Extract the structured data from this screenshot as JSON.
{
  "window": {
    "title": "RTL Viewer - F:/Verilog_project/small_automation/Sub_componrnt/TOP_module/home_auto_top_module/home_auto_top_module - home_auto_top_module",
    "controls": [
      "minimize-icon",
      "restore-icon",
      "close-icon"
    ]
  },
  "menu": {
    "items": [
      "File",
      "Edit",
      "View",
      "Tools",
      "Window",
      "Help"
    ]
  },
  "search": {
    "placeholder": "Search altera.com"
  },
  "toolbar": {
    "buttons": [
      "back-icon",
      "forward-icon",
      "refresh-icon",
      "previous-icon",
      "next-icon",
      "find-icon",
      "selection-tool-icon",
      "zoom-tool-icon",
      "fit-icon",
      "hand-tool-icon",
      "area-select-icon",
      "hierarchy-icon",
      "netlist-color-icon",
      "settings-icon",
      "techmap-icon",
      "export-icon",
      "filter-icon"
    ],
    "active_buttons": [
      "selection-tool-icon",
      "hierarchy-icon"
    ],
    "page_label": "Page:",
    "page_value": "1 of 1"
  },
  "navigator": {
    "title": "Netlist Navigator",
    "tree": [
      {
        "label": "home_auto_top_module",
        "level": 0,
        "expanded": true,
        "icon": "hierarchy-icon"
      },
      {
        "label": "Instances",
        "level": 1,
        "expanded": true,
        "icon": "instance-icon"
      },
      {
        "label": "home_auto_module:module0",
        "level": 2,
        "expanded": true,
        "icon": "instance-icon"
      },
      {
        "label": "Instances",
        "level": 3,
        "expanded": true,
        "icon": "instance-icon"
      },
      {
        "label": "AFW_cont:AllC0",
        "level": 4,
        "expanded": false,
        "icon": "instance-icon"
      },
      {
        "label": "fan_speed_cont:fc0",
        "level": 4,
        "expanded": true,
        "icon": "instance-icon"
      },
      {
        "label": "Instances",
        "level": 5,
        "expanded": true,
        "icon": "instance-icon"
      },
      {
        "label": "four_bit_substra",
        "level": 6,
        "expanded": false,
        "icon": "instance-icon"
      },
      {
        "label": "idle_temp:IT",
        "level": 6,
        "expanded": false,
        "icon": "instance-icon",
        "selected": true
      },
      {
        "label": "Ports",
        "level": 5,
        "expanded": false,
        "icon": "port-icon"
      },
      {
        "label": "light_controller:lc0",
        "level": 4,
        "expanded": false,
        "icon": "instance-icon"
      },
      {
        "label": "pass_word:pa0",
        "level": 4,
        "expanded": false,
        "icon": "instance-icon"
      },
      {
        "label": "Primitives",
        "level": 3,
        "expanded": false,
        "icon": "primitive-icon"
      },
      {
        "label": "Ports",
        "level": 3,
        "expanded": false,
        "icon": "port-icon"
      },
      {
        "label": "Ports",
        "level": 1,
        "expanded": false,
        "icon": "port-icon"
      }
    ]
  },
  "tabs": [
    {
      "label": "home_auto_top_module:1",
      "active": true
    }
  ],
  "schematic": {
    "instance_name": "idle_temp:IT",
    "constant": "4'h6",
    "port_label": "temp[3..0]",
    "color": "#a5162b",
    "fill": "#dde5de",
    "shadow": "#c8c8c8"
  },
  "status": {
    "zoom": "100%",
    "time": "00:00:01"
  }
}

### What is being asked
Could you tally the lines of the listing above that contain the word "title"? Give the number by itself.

### Output for this task
2